DO… Allow them to have time away from each other. Have them play in separate rooms. Put them on different sports teams or in different clubs. It may be convenient to have them doing the same things, but it’s not good for them.
DON’T… Micromanage all their interactions. It’s one thing to work with them to teach them to interact and solve problems. However, it’s unhealthy for parents to jump in and solve all their issues for them. This makes them too dependent on you and unable to interact without your counsel. Another part of this point is, don’t decide for them what they are going to play or do together, and for how long. I know this sounds ridiculous, but I’ve seen it happen. They will grow to resent you and their sibling(s) if they are given no say in what they are playing together.
DO… Allow them to work things out themselves. Only step in if it get’s violent or goes on for too long without resolution. Children need that room to learn, and practice, problem solving strategies and interpersonal communication. Also, give they time to free play together without an agenda or tight time constraints. Let them be creative and work together! Healthy relationships are built on these types of interactions!
DON’T… Discuss one child’s personal things with the other child(ren). Is your child struggling in school? Did they have a fight with a friend? Break up with a significant other? Don’t broadcast it to the whole family! Things like that come with the assumption of being kept in confidence between the two of you. Do not tell the other sibling(s) about it, even if they come to you and ask!
DO… Encourage the other sibling(s) to go to their brother and sister to ask for themselves. If they want to share, they can tell their story for themself. If not, they need to know it’s OK to keep things private and just say “I don’t want to talk about it right now.” Also, instead of filling everyone in on what’s happening, just be generic, letting them know so-and-so is upset right now. Encourage them to pray for their sibling and offer them a shoulder to cry on if needed.
DON’T… “Bible Bash.” Don’t use the word to shame and guilt your children into getting along.
DO… Teach them the word. Choose memory verses that highlight healthy relationships and how to achieve them. Read Bible stories together about dysfunctional sibling relationships and use them to bring up good vs. harmful choices. This focuses on building good character rather than chastising or punishing behavior.

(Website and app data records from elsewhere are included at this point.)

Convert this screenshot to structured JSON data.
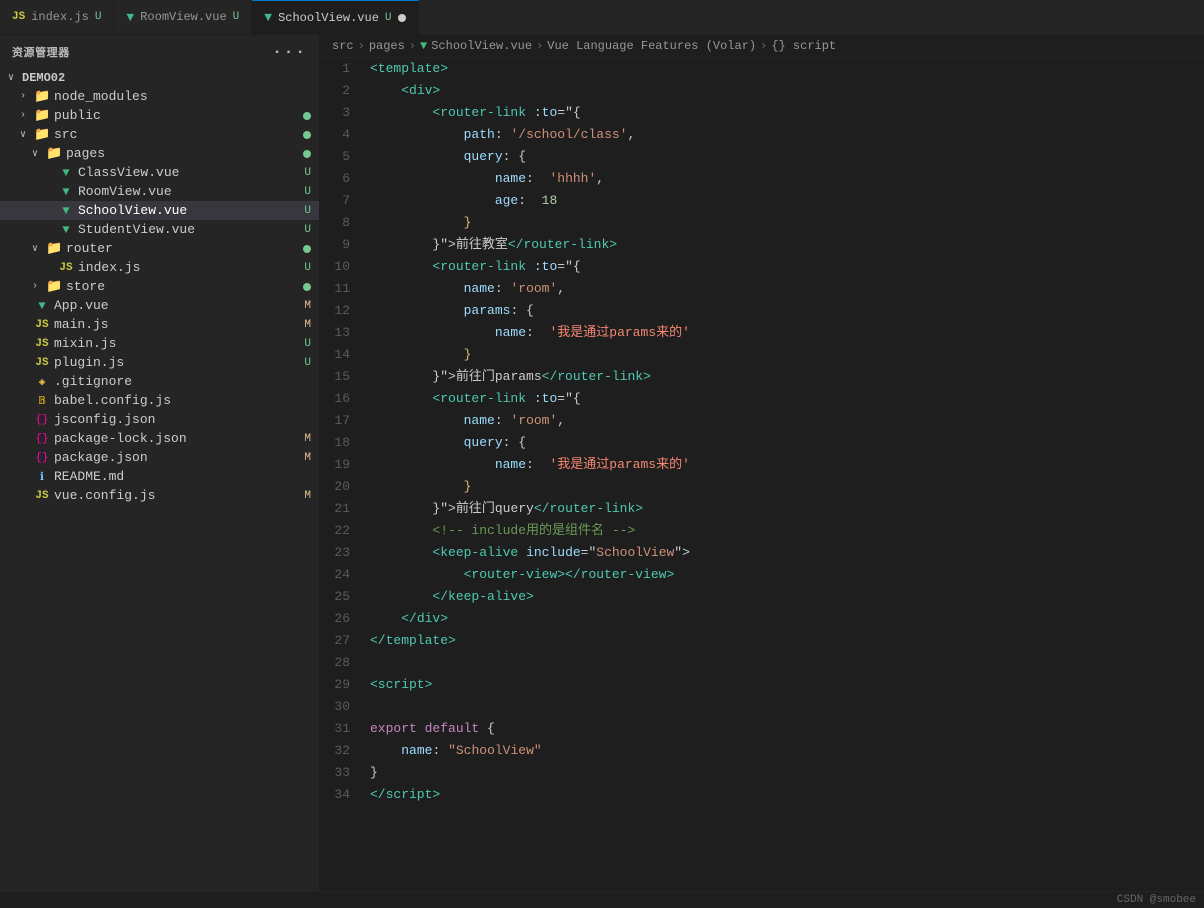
{
  "tabBar": {
    "tabs": [
      {
        "id": "index-js",
        "icon": "js",
        "label": "index.js",
        "badge": "U",
        "active": false
      },
      {
        "id": "roomview-vue",
        "icon": "vue",
        "label": "RoomView.vue",
        "badge": "U",
        "active": false
      },
      {
        "id": "schoolview-vue",
        "icon": "vue",
        "label": "SchoolView.vue",
        "badge": "U",
        "active": true,
        "dot": true
      }
    ]
  },
  "sidebar": {
    "title": "资源管理器",
    "root": "DEMO02",
    "items": [
      {
        "id": "node_modules",
        "type": "folder",
        "label": "node_modules",
        "indent": 12,
        "expanded": false,
        "badge": ""
      },
      {
        "id": "public",
        "type": "folder",
        "label": "public",
        "indent": 12,
        "expanded": false,
        "badge": "dot-green"
      },
      {
        "id": "src",
        "type": "folder",
        "label": "src",
        "indent": 12,
        "expanded": true,
        "badge": "dot-green"
      },
      {
        "id": "pages",
        "type": "folder",
        "label": "pages",
        "indent": 24,
        "expanded": true,
        "badge": "dot-green"
      },
      {
        "id": "classview",
        "type": "vue",
        "label": "ClassView.vue",
        "indent": 36,
        "badge": "U"
      },
      {
        "id": "roomview",
        "type": "vue",
        "label": "RoomView.vue",
        "indent": 36,
        "badge": "U"
      },
      {
        "id": "schoolview",
        "type": "vue",
        "label": "SchoolView.vue",
        "indent": 36,
        "badge": "U",
        "selected": true
      },
      {
        "id": "studentview",
        "type": "vue",
        "label": "StudentView.vue",
        "indent": 36,
        "badge": "U"
      },
      {
        "id": "router",
        "type": "folder",
        "label": "router",
        "indent": 24,
        "expanded": true,
        "badge": "dot-green"
      },
      {
        "id": "router-index",
        "type": "js",
        "label": "index.js",
        "indent": 36,
        "badge": "U"
      },
      {
        "id": "store",
        "type": "folder",
        "label": "store",
        "indent": 24,
        "expanded": false,
        "badge": "dot-green"
      },
      {
        "id": "app-vue",
        "type": "vue",
        "label": "App.vue",
        "indent": 12,
        "badge": "M"
      },
      {
        "id": "main-js",
        "type": "js",
        "label": "main.js",
        "indent": 12,
        "badge": "M"
      },
      {
        "id": "mixin-js",
        "type": "js",
        "label": "mixin.js",
        "indent": 12,
        "badge": "U"
      },
      {
        "id": "plugin-js",
        "type": "js",
        "label": "plugin.js",
        "indent": 12,
        "badge": "U"
      },
      {
        "id": "gitignore",
        "type": "git",
        "label": ".gitignore",
        "indent": 12,
        "badge": ""
      },
      {
        "id": "babel-config",
        "type": "babel",
        "label": "babel.config.js",
        "indent": 12,
        "badge": ""
      },
      {
        "id": "jsconfig",
        "type": "json",
        "label": "jsconfig.json",
        "indent": 12,
        "badge": ""
      },
      {
        "id": "package-lock",
        "type": "json",
        "label": "package-lock.json",
        "indent": 12,
        "badge": "M"
      },
      {
        "id": "package-json",
        "type": "json",
        "label": "package.json",
        "indent": 12,
        "badge": "M"
      },
      {
        "id": "readme",
        "type": "info",
        "label": "README.md",
        "indent": 12,
        "badge": ""
      },
      {
        "id": "vue-config",
        "type": "js",
        "label": "vue.config.js",
        "indent": 12,
        "badge": "M"
      }
    ]
  },
  "breadcrumb": {
    "parts": [
      "src",
      ">",
      "pages",
      ">",
      "SchoolView.vue",
      ">",
      "Vue Language Features (Volar)",
      ">",
      "{} script"
    ]
  },
  "footer": {
    "credit": "CSDN @smobee"
  }
}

DON’T… Compare your children to each other. Theodore Roosevelt gave us wisdom when he said, “Comparison is the thief of joy.” It not only applies to comparing ourselves to others, but in comparing anyone to anyone else! I have heard parents say things like, “Billy never talks back to me like that! You need to be more like him!” or “Your younger sister can write neater than you! Why can’t you do it?” Comments like these cause a lot of problems in the relationship between you and you child, and between the siblings. Comparing like that teaches them to compare themselves to others! It tells them that you prefer the other child and it looks like favoritism in their eyes. They will grow jealous and resentful of their sibling. It tells the child that their individuality is unappreciated and wrong. Comparing hurts your child and steals their joy.
DO… Teach them that their differences are good! God made everyone different from each other, and that uniqueness helps us all work together and compliment each other. Teach them about how we are one body with many parts (Romans 12:4-5, 1 Corinthians 12:12-27). Teach them that there will always be people that are better than them at certain things, and they will always be better than others at certain things, and it is not something to be concerned about either way. Encourage your children to do the best they can and not worry about how good others are doing with it.
Do you have a tough family dynamic between the children in your home? Do you have any other tips for encouraging healthy relationships between siblings? What wisdom have you gained from being a sibling, a parent, or a grandparent? Please share in the comments below!